Exercise objective -> Lines, not repeats, are what count: give the number of lines below that hold "true", and nothing more.

Listed records ->
···

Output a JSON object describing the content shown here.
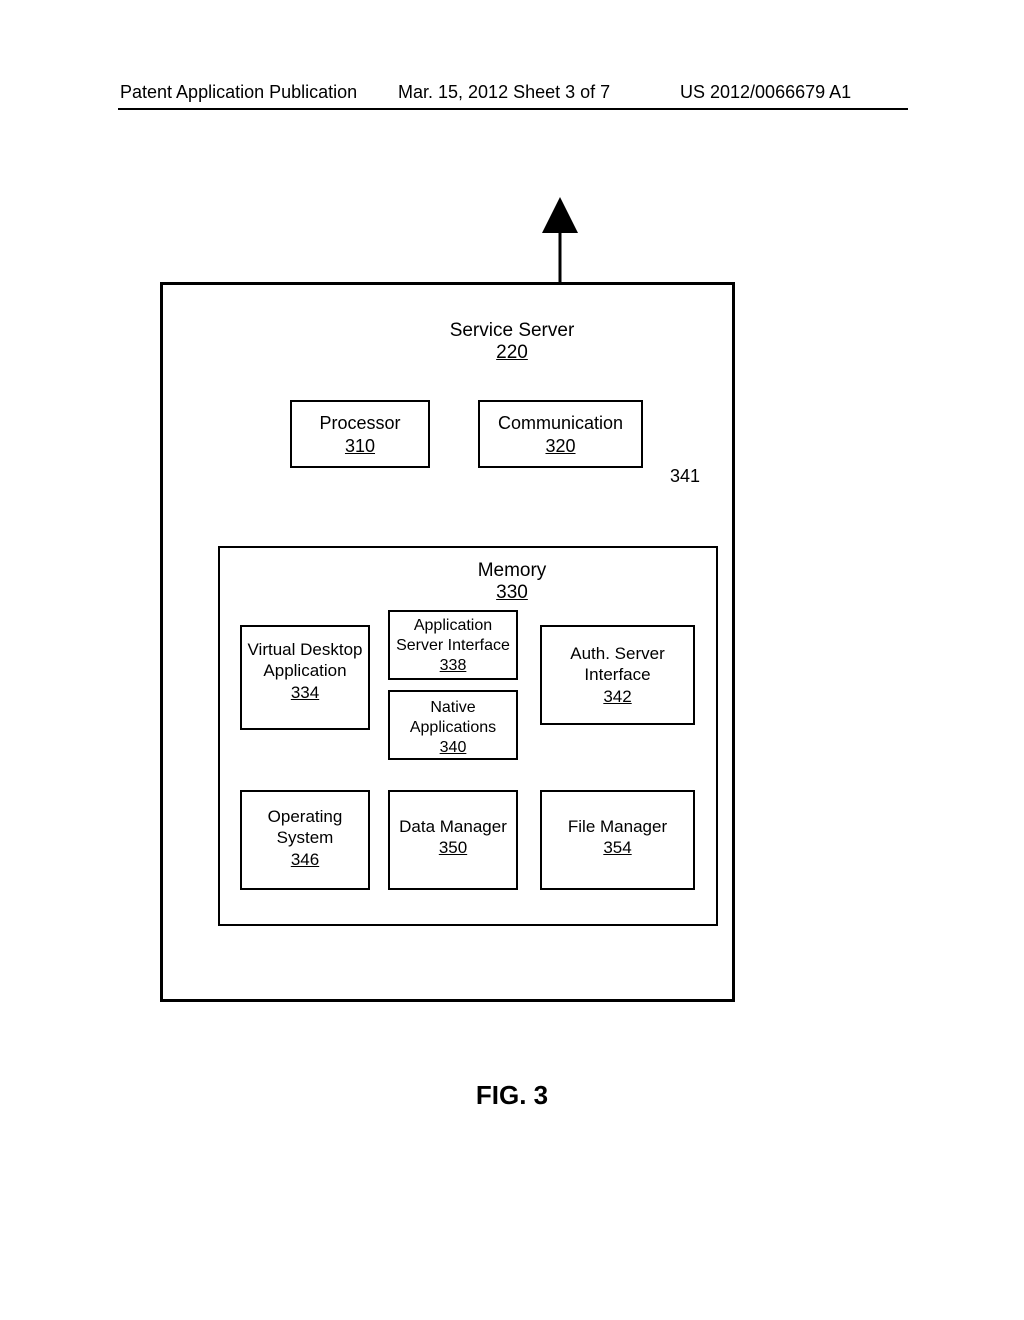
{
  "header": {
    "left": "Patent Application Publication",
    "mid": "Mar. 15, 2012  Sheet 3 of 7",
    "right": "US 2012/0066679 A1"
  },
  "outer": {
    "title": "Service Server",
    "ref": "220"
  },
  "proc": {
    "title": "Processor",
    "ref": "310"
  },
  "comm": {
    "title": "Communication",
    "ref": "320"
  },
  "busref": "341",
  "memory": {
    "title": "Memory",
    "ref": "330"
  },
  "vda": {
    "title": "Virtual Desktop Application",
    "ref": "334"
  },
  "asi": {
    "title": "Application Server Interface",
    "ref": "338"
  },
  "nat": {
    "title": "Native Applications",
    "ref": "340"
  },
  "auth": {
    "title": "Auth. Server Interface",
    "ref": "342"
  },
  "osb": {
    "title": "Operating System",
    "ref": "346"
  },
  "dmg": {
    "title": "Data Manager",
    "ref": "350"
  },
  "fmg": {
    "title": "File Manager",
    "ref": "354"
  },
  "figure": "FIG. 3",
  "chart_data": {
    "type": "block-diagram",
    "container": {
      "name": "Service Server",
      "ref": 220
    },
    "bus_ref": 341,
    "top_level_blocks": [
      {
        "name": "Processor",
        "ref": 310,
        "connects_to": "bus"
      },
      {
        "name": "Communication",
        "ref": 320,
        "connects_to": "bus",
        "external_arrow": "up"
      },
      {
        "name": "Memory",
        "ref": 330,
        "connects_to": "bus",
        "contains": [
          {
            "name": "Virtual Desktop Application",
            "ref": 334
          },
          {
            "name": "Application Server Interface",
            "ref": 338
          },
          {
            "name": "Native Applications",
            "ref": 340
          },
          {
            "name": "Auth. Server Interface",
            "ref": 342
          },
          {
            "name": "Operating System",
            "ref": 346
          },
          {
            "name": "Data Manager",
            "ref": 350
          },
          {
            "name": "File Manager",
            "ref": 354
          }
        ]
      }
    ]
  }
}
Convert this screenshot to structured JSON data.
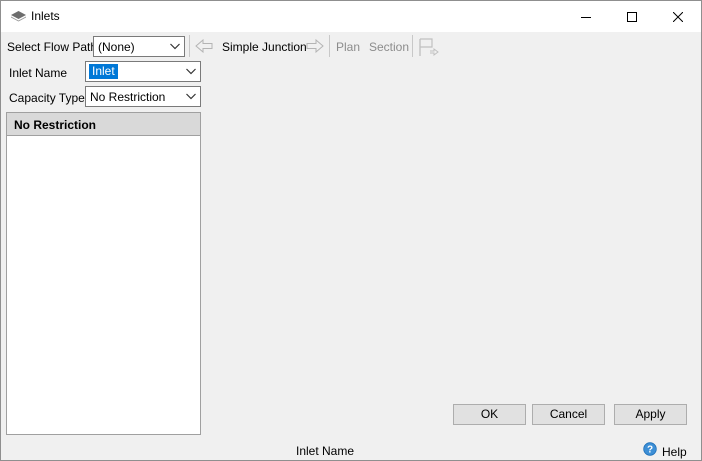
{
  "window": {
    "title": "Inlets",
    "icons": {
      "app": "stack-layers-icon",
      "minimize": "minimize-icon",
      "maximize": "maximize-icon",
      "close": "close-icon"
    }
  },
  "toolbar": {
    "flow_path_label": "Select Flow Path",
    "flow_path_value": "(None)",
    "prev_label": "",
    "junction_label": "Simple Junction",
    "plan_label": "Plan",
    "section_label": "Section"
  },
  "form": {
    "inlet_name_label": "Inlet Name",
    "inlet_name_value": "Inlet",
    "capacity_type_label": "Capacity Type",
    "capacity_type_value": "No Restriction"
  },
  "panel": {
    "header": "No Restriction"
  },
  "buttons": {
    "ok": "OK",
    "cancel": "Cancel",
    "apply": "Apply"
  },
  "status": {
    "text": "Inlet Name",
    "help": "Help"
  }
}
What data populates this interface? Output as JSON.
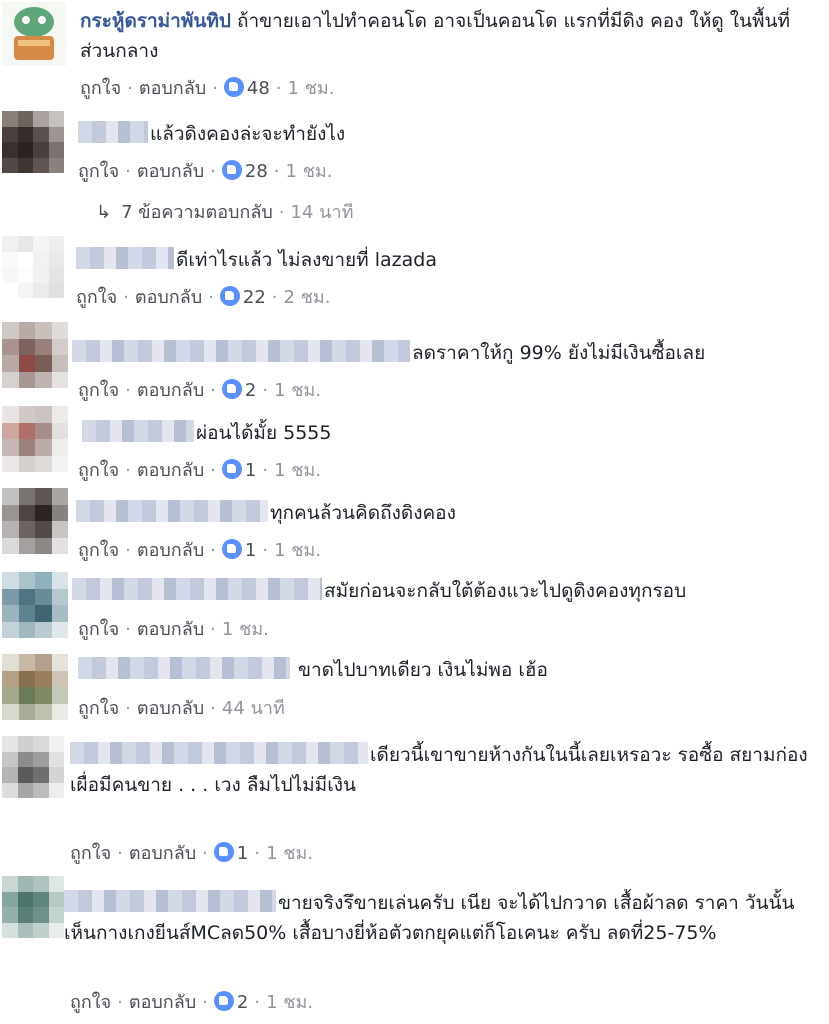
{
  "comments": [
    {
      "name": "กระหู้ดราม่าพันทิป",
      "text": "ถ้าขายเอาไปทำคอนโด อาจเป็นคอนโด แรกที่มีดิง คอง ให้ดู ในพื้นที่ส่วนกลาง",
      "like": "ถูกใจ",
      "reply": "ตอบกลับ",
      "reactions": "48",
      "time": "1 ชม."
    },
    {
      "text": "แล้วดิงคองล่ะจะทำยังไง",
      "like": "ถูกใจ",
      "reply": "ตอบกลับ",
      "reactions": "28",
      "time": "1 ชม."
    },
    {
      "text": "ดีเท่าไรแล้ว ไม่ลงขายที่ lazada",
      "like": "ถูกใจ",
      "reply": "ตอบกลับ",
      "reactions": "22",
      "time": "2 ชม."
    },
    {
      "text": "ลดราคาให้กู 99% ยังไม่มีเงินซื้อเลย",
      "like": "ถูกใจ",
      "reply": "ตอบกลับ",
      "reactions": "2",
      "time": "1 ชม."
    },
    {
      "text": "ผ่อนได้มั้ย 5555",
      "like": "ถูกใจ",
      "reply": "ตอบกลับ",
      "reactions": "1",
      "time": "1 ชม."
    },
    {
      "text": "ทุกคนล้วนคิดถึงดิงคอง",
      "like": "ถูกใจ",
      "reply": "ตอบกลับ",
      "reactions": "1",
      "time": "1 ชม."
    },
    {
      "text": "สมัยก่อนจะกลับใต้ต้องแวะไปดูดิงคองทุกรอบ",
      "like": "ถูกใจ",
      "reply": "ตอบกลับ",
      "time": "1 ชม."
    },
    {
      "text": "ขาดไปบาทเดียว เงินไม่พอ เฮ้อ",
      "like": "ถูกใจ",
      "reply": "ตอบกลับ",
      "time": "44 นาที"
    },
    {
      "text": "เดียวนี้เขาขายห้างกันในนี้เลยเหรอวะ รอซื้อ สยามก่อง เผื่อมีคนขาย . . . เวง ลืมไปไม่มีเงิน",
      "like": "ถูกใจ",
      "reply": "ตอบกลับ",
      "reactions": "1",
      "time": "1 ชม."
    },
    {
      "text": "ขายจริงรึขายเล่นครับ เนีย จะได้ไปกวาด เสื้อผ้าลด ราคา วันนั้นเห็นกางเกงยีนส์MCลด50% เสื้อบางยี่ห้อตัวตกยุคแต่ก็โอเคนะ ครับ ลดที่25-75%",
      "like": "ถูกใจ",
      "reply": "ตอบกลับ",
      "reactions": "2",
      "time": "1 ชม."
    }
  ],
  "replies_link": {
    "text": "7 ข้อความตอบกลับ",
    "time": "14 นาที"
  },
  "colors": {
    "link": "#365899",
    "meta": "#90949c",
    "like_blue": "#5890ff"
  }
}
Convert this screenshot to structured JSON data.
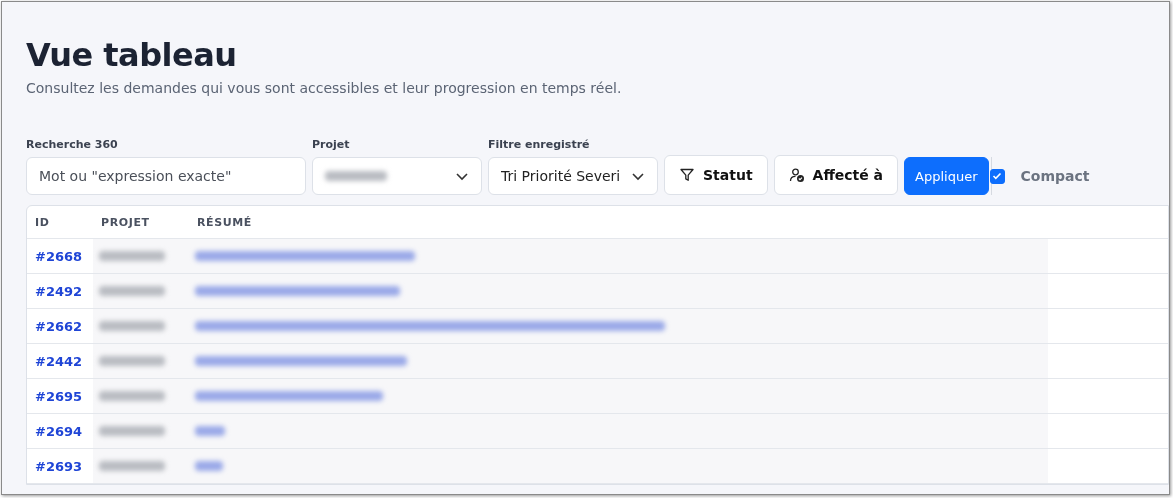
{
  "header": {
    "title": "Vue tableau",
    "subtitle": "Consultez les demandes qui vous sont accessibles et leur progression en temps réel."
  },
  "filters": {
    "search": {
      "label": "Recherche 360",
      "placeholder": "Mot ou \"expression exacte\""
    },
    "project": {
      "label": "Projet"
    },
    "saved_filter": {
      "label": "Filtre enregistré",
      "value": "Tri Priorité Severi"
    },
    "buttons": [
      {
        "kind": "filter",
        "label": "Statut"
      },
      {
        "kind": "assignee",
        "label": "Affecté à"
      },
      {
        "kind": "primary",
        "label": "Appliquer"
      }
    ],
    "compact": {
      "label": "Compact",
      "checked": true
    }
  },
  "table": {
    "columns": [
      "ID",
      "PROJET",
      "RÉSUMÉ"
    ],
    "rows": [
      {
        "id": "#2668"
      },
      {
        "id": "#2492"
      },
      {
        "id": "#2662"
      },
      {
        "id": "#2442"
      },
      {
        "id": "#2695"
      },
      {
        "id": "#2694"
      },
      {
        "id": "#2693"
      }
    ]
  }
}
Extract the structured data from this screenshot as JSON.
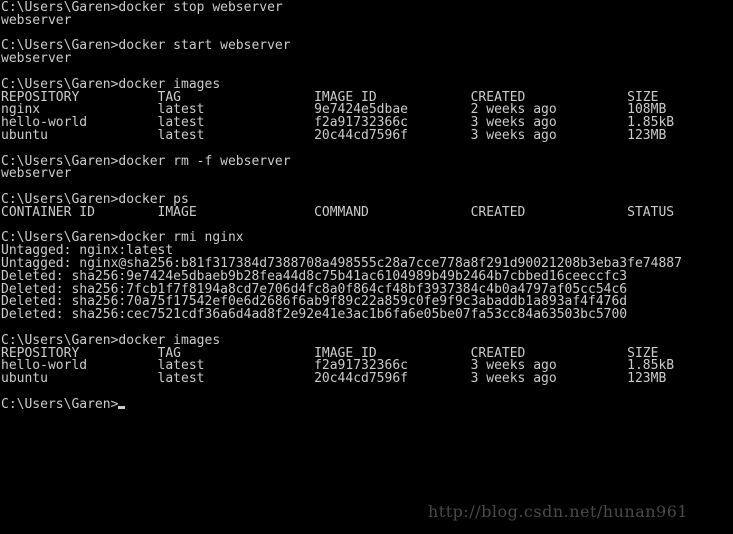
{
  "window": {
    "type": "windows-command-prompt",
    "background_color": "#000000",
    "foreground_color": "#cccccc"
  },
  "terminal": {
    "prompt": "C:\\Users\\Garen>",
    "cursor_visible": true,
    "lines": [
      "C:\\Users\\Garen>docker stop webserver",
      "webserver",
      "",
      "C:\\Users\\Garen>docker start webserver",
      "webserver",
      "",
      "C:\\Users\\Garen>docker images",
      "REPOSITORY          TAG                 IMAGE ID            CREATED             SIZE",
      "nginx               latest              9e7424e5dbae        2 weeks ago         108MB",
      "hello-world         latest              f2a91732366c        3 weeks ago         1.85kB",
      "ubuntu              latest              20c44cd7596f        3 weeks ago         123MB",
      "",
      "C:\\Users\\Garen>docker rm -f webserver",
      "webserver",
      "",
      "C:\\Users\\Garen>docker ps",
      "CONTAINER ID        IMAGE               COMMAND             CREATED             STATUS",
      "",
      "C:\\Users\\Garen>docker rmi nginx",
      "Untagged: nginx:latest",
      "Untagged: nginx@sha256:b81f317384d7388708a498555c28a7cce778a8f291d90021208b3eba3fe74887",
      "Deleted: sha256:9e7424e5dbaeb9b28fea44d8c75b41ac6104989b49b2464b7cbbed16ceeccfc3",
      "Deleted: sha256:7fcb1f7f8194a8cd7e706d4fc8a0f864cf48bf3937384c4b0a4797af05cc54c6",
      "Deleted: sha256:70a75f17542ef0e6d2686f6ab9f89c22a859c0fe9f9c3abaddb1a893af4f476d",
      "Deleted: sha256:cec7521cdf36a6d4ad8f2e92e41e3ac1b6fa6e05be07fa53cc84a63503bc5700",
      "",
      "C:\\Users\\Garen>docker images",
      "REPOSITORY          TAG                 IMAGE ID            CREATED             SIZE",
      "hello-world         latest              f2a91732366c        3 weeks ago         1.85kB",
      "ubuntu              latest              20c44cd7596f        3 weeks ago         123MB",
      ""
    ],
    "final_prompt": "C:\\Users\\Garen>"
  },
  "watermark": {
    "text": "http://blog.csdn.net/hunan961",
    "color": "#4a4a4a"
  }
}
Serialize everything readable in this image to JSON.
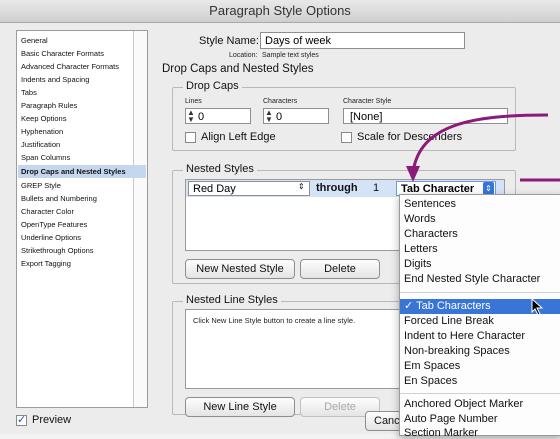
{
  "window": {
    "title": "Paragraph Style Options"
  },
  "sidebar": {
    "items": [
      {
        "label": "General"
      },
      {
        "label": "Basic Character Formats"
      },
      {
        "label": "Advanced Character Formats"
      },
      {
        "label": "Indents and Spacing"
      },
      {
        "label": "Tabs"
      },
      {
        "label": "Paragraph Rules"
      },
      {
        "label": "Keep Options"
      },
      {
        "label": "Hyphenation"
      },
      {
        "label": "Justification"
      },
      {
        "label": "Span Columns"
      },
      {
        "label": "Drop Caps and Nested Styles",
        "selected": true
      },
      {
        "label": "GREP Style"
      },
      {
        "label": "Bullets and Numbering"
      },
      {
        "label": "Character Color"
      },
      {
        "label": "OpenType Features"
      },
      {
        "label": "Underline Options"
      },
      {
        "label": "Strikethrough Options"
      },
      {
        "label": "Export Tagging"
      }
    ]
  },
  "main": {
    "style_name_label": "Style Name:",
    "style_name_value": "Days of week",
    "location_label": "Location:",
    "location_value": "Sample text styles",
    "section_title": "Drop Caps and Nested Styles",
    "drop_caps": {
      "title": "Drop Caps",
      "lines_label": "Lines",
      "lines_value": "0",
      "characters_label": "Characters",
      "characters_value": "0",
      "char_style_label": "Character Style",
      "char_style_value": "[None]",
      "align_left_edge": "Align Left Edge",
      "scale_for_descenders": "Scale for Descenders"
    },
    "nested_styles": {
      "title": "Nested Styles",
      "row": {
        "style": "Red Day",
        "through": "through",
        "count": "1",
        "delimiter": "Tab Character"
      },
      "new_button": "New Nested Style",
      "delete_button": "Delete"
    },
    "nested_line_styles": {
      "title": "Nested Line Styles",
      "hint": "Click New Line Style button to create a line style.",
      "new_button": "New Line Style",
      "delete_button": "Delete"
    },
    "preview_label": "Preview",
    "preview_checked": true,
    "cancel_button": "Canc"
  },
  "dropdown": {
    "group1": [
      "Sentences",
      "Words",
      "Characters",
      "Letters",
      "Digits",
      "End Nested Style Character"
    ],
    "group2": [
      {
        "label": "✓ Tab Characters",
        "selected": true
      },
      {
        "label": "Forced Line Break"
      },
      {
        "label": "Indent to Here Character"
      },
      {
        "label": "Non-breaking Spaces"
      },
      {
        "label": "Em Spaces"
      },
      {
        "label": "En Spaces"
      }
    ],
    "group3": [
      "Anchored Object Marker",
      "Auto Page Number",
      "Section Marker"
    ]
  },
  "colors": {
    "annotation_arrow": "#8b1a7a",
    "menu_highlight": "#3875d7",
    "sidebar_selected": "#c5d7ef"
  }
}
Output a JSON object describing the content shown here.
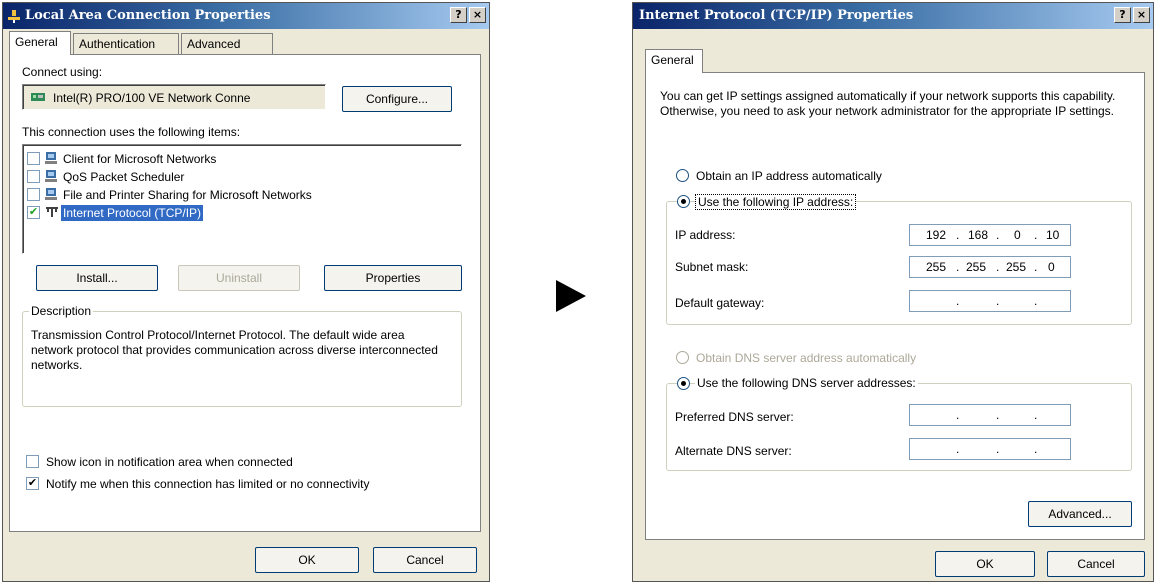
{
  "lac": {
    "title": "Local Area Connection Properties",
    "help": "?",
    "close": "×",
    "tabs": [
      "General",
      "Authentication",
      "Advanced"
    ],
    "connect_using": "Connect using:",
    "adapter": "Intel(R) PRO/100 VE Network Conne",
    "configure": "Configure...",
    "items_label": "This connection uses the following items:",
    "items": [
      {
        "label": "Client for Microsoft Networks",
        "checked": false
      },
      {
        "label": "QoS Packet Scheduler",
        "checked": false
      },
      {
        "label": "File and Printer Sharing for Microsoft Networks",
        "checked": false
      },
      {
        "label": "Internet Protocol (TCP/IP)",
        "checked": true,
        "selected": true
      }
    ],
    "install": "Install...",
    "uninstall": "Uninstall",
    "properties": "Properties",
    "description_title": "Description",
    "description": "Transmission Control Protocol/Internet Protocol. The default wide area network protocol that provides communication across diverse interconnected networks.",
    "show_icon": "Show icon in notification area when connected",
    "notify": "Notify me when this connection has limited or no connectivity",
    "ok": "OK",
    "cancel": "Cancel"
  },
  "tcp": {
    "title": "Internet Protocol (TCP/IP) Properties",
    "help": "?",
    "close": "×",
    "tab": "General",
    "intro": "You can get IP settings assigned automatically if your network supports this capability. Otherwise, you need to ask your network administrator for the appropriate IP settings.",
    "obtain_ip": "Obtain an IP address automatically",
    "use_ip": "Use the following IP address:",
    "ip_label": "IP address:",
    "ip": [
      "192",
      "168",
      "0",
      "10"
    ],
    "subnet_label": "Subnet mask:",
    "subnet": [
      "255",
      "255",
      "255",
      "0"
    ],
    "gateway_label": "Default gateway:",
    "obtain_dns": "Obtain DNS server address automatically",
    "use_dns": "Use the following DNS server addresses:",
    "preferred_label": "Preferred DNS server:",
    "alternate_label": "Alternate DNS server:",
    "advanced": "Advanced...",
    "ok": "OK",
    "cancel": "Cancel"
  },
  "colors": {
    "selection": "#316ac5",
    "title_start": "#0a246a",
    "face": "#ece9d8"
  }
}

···

Answer to this problem -> 7